Data for this task

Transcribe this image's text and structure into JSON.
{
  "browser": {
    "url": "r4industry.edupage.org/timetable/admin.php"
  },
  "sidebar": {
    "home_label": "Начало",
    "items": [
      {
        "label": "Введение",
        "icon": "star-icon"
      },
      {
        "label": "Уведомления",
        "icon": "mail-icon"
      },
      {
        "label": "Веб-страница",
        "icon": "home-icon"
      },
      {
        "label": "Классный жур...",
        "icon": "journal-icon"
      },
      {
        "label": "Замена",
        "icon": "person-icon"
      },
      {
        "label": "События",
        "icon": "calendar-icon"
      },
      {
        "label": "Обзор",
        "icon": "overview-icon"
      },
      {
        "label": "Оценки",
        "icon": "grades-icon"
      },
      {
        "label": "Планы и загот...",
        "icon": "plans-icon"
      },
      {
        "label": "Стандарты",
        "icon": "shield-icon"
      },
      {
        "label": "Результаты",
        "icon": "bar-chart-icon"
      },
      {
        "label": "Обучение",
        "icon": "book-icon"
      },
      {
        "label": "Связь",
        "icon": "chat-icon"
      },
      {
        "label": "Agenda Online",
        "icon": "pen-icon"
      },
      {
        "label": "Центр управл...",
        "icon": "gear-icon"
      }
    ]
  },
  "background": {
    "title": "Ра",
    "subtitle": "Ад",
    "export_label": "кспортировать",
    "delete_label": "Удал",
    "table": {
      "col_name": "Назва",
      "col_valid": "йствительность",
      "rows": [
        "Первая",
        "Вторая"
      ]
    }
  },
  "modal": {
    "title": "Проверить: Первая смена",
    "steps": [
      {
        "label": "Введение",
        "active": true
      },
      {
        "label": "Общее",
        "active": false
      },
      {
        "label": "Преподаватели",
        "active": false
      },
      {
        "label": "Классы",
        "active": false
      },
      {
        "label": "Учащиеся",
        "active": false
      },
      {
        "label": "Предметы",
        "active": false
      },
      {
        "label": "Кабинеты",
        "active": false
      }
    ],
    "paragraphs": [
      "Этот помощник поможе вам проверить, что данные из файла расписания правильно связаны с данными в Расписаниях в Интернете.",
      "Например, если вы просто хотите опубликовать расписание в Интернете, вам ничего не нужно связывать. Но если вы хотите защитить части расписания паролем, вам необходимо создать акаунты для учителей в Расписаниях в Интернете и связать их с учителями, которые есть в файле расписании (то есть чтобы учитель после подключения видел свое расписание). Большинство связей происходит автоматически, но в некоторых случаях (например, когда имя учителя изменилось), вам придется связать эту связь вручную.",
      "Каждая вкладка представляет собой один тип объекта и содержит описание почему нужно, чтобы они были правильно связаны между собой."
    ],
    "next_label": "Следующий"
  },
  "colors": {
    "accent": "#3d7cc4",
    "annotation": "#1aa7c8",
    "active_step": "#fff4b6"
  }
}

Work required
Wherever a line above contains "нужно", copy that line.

Result
      "Например, если вы просто хотите опубликовать расписание в Интернете, вам ничего не нужно связывать. Но если вы хотите защитить части расписания паролем, вам необходимо создать акаунты для учителей в Расписаниях в Интернете и связать их с учителями, которые есть в файле расписании (то есть чтобы учитель после подключения видел свое расписание). Большинство связей происходит автоматически, но в некоторых случаях (например, когда имя учителя изменилось), вам придется связать эту связь вручную.",
      "Каждая вкладка представляет собой один тип объекта и содержит описание почему нужно, чтобы они были правильно связаны между собой."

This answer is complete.